Researchers at the University of British Columbia demonstrate a gesture-controlled artificial speech system that's good enough to sing.
Researchers have created a system that converts hand gestures into speech, and yes, into song as well. Although the system isn't yet ready for a shot at "American Idol," its name — Digital Ventriloquized Actor, or DiVA — gives you an idea where the technology is going.
"It is a singing synthesizer," said Sidney Fels, director of the University of British Columbia's Media and Graphics Interdisciplinary Center, or MAGIC. Fels explained how DiVA does its thing today in Vancouver at the annual meeting of the American Association for the Advancement of Science.
With the gestures of the right hand, DiVA's operator controls the pitch and the character of the sounds. Closed-hand gestures produce consonants. Open-hand gestures produce vowels. Meanwhile, the left hand is hooked up with finger contacts to create stop sounds like and buh. "We designed a gestural space that mimics the vocal tract," Fels explained.
The result is eerie: In the video above, you'll see a singer accompanying herself with the DiVA's voice. (I'm not ready to put it on my playlist just yet.) And in a series of videos, DiVA operator Sageev Oore synthetically sings the alphabet song and recites Dr. Seuss' "Green Eggs and Ham" verse as if he were playing two characters. (Which is kind of like Gollum talking to himself in the "Lord of the Rings" movies.)
If DiVA goes commercial, it could provide a new way for people with speech disabilities to make themselves heard. But why go to all that trouble when there are other speech synthesizers out there, including the electronic voice made famous by physicist Stephen Hawking?
"The problem with that is, you won't be able to sing. You won't be able to be expressive," Fels said.
One of the intended applications for the technology is to create new types of singing musical instruments that can be played in real time. Fels said there have been five compositions written for DiVA so far, played by musicians trained to use the device. "It takes about 100 hours for a performer to learn how to speak and use the system," Fels said in a news release.
The gloves, the volume-control foot pedals, the magnetic-sensor system and other components that bring DiVA to life can get rather unwieldy. "It's a backpack full of equipment," Fels told journalists. "I wouldn't walk around the restaurant and order sushi with it." But Fels and his MAGIC team are developing a version that can be operated with a computer tablet.

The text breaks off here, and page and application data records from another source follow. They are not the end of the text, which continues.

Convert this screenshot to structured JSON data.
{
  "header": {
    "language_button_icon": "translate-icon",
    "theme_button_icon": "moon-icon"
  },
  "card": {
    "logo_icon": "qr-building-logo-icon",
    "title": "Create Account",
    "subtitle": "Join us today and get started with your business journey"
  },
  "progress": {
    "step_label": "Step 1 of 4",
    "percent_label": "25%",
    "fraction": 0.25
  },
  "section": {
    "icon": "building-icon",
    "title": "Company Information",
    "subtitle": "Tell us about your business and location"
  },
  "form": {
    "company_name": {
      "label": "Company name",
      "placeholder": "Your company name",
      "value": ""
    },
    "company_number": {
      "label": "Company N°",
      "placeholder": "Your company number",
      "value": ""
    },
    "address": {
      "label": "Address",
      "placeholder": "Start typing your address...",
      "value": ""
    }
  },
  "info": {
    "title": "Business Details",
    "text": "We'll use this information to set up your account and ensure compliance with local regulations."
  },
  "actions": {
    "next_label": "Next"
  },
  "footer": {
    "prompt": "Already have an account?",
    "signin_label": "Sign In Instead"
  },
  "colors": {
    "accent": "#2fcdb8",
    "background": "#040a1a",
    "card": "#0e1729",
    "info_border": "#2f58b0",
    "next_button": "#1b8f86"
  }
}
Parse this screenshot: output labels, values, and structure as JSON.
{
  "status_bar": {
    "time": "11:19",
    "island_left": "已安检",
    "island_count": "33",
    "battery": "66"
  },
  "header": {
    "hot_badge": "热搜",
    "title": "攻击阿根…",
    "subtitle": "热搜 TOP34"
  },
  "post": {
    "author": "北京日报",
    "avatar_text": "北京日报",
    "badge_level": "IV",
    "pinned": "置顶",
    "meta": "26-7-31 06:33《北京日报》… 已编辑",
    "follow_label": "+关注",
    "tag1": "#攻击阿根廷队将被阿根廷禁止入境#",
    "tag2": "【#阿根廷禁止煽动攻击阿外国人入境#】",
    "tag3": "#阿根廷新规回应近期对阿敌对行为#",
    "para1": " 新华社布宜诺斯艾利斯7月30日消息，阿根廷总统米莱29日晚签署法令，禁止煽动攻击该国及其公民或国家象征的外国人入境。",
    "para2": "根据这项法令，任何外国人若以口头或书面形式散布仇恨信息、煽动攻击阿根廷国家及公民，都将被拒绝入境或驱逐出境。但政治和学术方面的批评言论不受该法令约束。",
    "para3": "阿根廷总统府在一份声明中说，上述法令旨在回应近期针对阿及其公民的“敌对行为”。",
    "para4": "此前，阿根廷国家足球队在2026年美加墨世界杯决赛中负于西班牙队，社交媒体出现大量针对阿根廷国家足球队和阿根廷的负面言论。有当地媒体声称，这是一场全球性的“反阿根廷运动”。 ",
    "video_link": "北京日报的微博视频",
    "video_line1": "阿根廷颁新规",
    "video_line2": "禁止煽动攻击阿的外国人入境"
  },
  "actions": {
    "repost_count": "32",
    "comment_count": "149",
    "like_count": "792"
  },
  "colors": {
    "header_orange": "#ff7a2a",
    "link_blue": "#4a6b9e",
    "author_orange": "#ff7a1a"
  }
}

That hints at what may be more important applications in the longer run. The DiVA project got started as a way to teach people how to control a complex system with gestures and give them auditory feedback to let them know when they're doing the gestures right.
"Other possible applications for this discovery are interfaces to make certain tasks easier, such as controlling cranes or other heavy machinery," Fels said. It's also conceivable that gesture-based training might offer an alternative way to learn and practice foreign languages, particularly Asian dialects that depend on precise tonal control.
Gesture-controlled input devices ranging from Nintendo's Wii and Microsoft's Kinect have already revolutionized the gaming industry. Will DiVA, or other devices like it, open up a whole new frontier for the field? Does the future belong to gestures? Feel free to weigh in with your comments below.
More about gesture-controlled devices:
- Game device adapted for a robot's touch
- Control the cosmos with your fingers
- Hack lets game device read sign language
- Will your next smartphone recognize gestures?
More from the AAAS meeting in Vancouver:
- Researchers working to build a better leaf
- Answers ahead for physics' deepest mysteries
- Scientists revive sounds of Stonehenge and other sacred spaces
- Gas-drilling gaffes aren't unique to fracking, study says
Since I mentioned Kinect, I should note that msnbc.com is a joint venture involving Microsoft as well as NBC Universal.
Alan Boyle is science editor at msnbc.com. Connect with the Cosmic Log community by "liking" the log's Facebook page, following @b0yle on Twitter or adding the Cosmic Log Google+ page to your circles. You can also check out "The Case for Pluto," my book about the controversial dwarf planet and the search for new worlds.